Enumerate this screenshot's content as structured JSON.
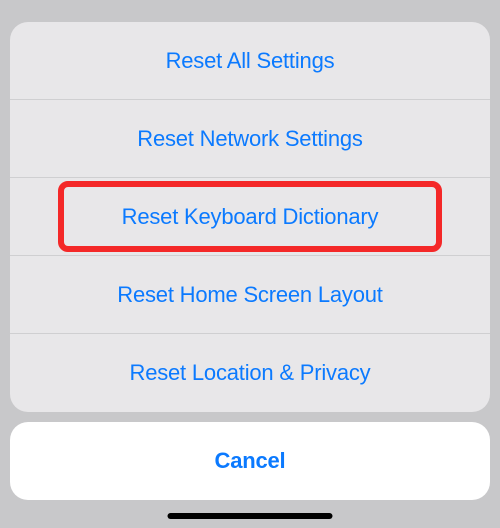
{
  "sheet": {
    "items": [
      {
        "label": "Reset All Settings"
      },
      {
        "label": "Reset Network Settings"
      },
      {
        "label": "Reset Keyboard Dictionary"
      },
      {
        "label": "Reset Home Screen Layout"
      },
      {
        "label": "Reset Location & Privacy"
      }
    ]
  },
  "cancel": {
    "label": "Cancel"
  },
  "highlight_index": 2
}
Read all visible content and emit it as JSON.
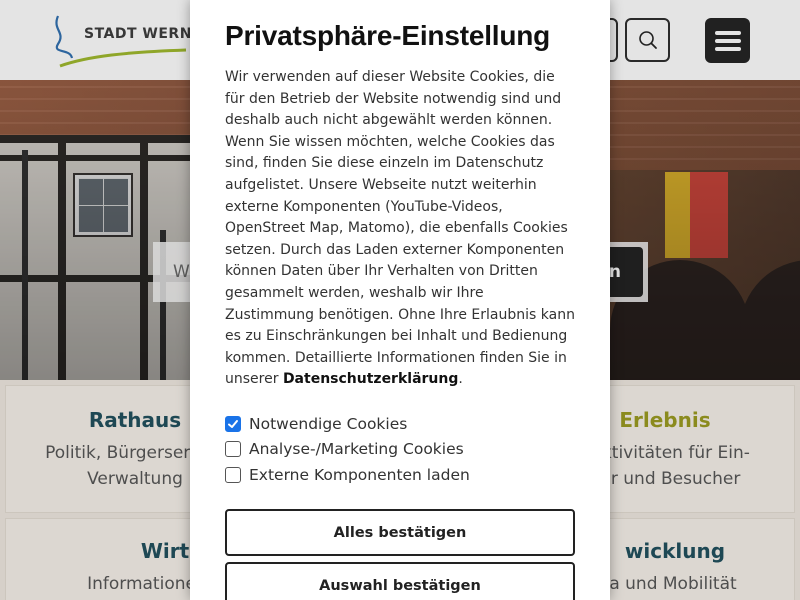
{
  "header": {
    "logo_text": "STADT WERNE"
  },
  "hero": {
    "search_placeholder_partial": "W",
    "search_button_partial": "n"
  },
  "tiles": [
    {
      "title": "Rathaus",
      "desc": "Politik, Bürgerservice\nVerwaltung",
      "color": "#1e4e5c"
    },
    {
      "title": "Erlebnis",
      "desc": "itaktivitäten für Ein-\nner und Besucher",
      "color": "#9a9a1e"
    },
    {
      "title": "Wirt",
      "desc": "Informationen fü",
      "color": "#1e4e5c"
    },
    {
      "title": "wicklung",
      "desc": "a und Mobilität",
      "color": "#1e4e5c"
    }
  ],
  "consent": {
    "title": "Privatsphäre-Einstellung",
    "body": "Wir verwenden auf dieser Website Cookies, die für den Betrieb der Website notwendig sind und deshalb auch nicht abgewählt werden können. Wenn Sie wissen möchten, welche Cookies das sind, finden Sie diese einzeln im Datenschutz aufgelistet. Unsere Webseite nutzt weiterhin externe Komponenten (YouTube-Videos, OpenStreet Map, Matomo), die ebenfalls Cookies setzen. Durch das Laden externer Komponenten können Daten über Ihr Verhalten von Dritten gesammelt werden, weshalb wir Ihre Zustimmung benötigen. Ohne Ihre Erlaubnis kann es zu Einschränkungen bei Inhalt und Bedienung kommen. Detaillierte Informationen finden Sie in unserer",
    "privacy_link": "Datenschutzerklärung",
    "privacy_suffix": ".",
    "options": [
      {
        "label": "Notwendige Cookies",
        "checked": true
      },
      {
        "label": "Analyse-/Marketing Cookies",
        "checked": false
      },
      {
        "label": "Externe Komponenten laden",
        "checked": false
      }
    ],
    "accept_all_label": "Alles bestätigen",
    "accept_selection_label": "Auswahl bestätigen"
  },
  "colors": {
    "accent": "#1a73e8",
    "dark": "#222222",
    "tile_blue": "#1e4e5c",
    "tile_olive": "#9a9a1e"
  }
}
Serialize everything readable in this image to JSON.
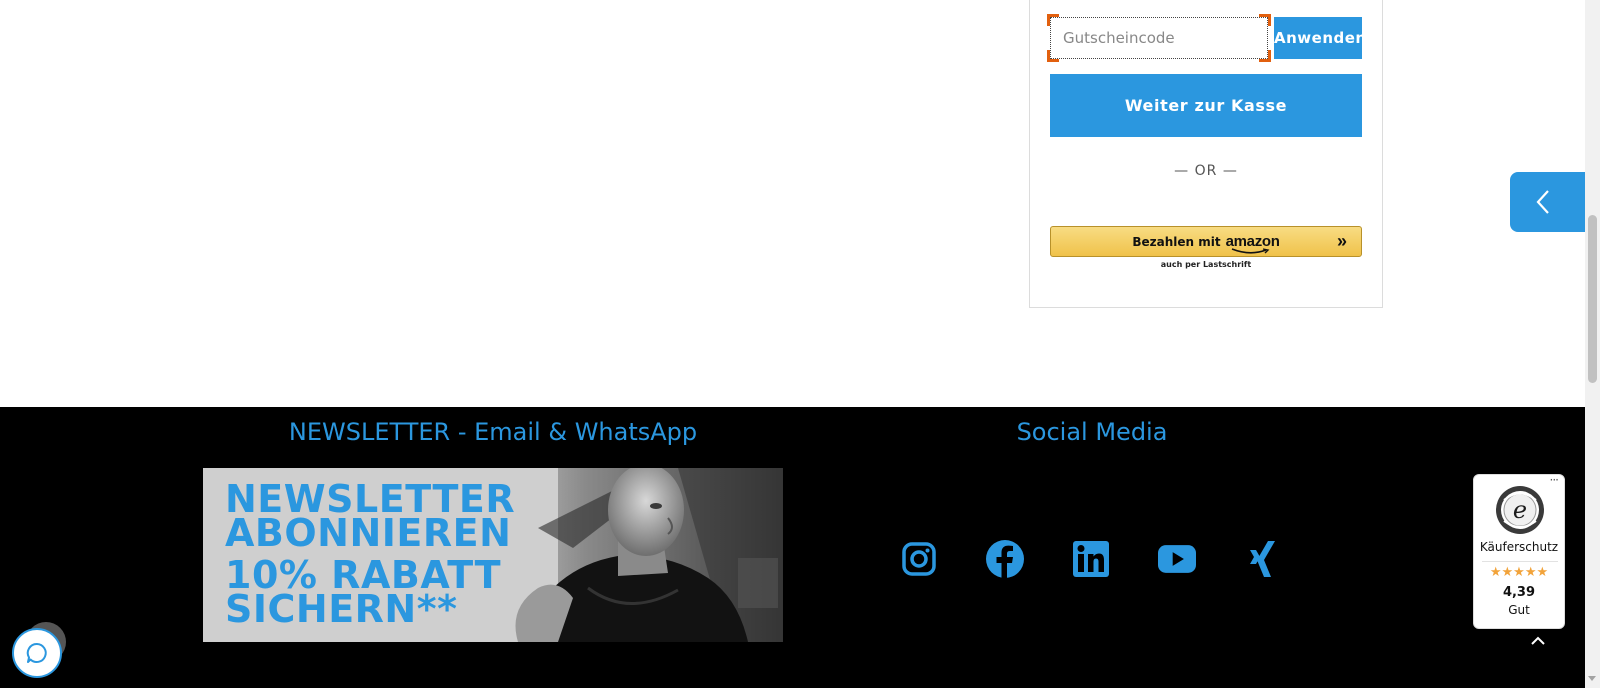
{
  "cart": {
    "coupon_placeholder": "Gutscheincode",
    "coupon_value": "",
    "apply_label": "Anwenden",
    "checkout_label": "Weiter zur Kasse",
    "or_label": "— OR —",
    "amazon_pay_label": "Bezahlen mit",
    "amazon_logo_text": "amazon",
    "amazon_arrows": "»",
    "amazon_sub_label": "auch per Lastschrift"
  },
  "footer": {
    "newsletter_heading": "NEWSLETTER - Email & WhatsApp",
    "social_heading": "Social Media",
    "newsletter_banner": {
      "line1": "NEWSLETTER",
      "line2": "ABONNIEREN",
      "line3": "10% RABATT",
      "line4": "SICHERN**"
    },
    "social_icons": [
      "instagram-icon",
      "facebook-icon",
      "linkedin-icon",
      "youtube-icon",
      "xing-icon"
    ]
  },
  "trust_badge": {
    "title": "Käuferschutz",
    "stars": "★★★★★",
    "rating_value": 4.39,
    "score": "4,39",
    "grade": "Gut",
    "menu": "···"
  },
  "colors": {
    "accent": "#2b97df",
    "footer_bg": "#000000",
    "focus_ring": "#e2600f",
    "amazon_button": "#f0c24a",
    "stars": "#f2a33a"
  }
}
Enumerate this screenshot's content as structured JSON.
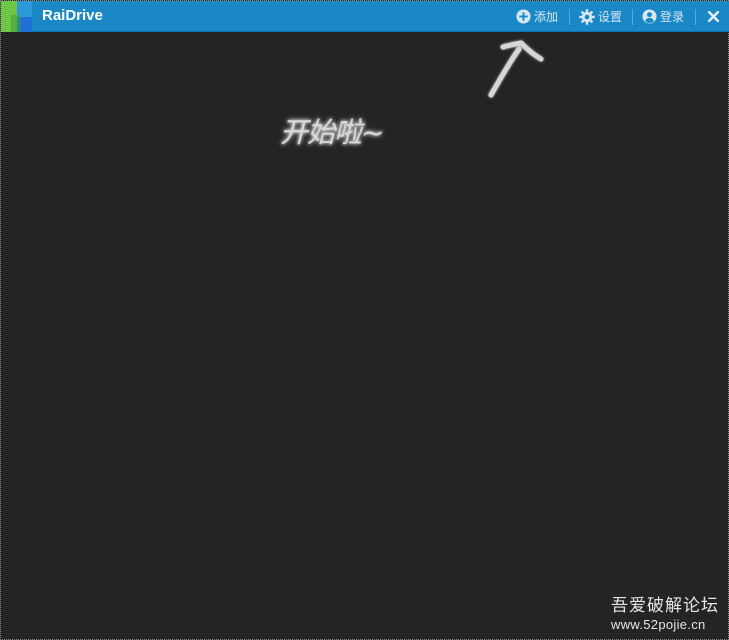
{
  "window": {
    "title": "RaiDrive"
  },
  "titlebar": {
    "buttons": {
      "add": {
        "label": "添加",
        "icon": "plus-circle-icon"
      },
      "settings": {
        "label": "设置",
        "icon": "gear-icon"
      },
      "login": {
        "label": "登录",
        "icon": "user-circle-icon"
      },
      "close": {
        "icon": "close-icon"
      }
    }
  },
  "main": {
    "hint_text": "开始啦~"
  },
  "watermark": {
    "name": "吾爱破解论坛",
    "url": "www.52pojie.cn"
  },
  "colors": {
    "titlebar": "#1a88c6",
    "background": "#242424",
    "logo_green": "#6cc644",
    "logo_blue": "#1e6fd9"
  }
}
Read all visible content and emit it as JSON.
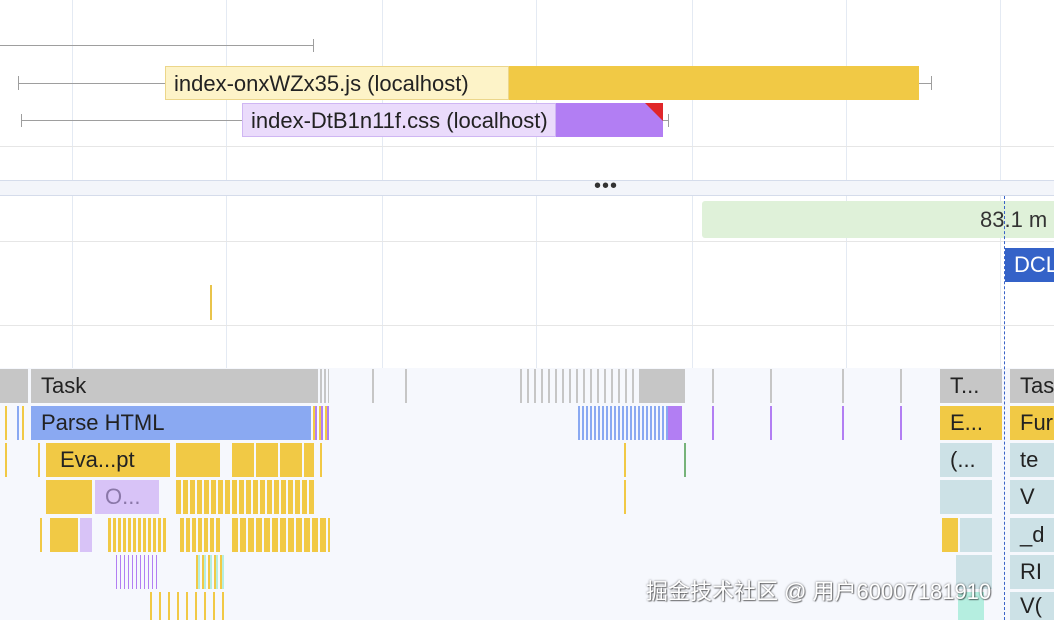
{
  "network": {
    "requests": [
      {
        "label": "index-onxWZx35.js (localhost)"
      },
      {
        "label": "index-DtB1n11f.css (localhost)"
      }
    ]
  },
  "separator": {
    "handle": "•••"
  },
  "timings": {
    "lcp_value": "83.1 m",
    "dcl_marker": "DCL"
  },
  "flame": {
    "row1": {
      "task_main": "Task",
      "task_right_truncated": "T...",
      "task_far_right": "Tas"
    },
    "row2": {
      "parse_html": "Parse HTML",
      "right_e": "E...",
      "far_right": "Fur"
    },
    "row3": {
      "evaluate_script": "Eva...pt",
      "right_paren": "(...",
      "far_right": "te"
    },
    "row4": {
      "o_truncated": "O...",
      "far_right": "V"
    },
    "row5": {
      "far_right": "_d"
    },
    "row6": {
      "far_right": "RI"
    },
    "row7": {
      "far_right": "V("
    }
  },
  "watermark": {
    "text": "掘金技术社区 @ 用户60007181910"
  },
  "colors": {
    "script": "#f1c945",
    "script_light": "#fdf3c8",
    "style": "#b27ef3",
    "style_light": "#eadbfb",
    "task": "#c6c6c6",
    "parse_html": "#8aa9f2",
    "timing_green": "#dff1d9",
    "dcl_blue": "#3462c8",
    "function_teal": "#cce1e6"
  }
}
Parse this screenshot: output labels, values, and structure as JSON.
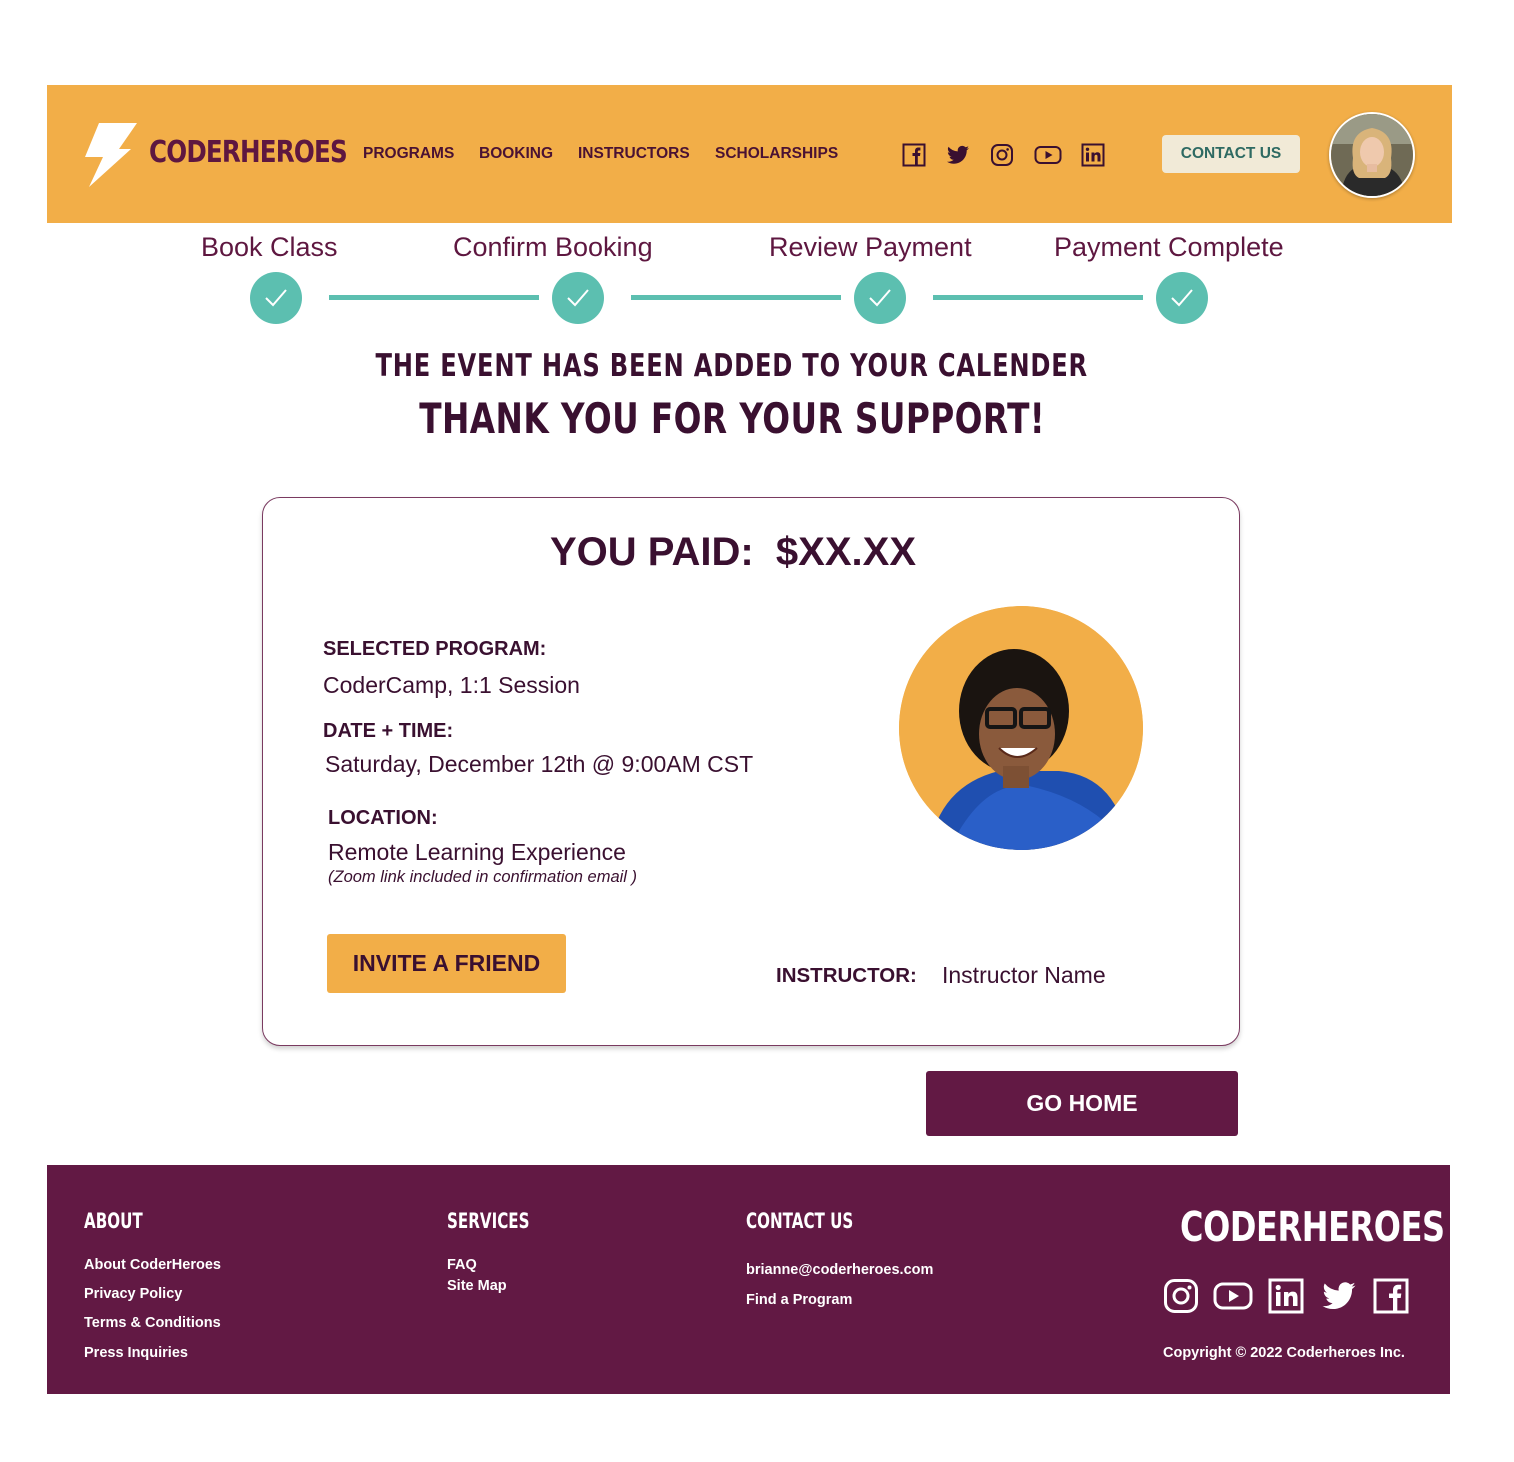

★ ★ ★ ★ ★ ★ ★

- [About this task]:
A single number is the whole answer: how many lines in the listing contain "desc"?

- [Response]:
4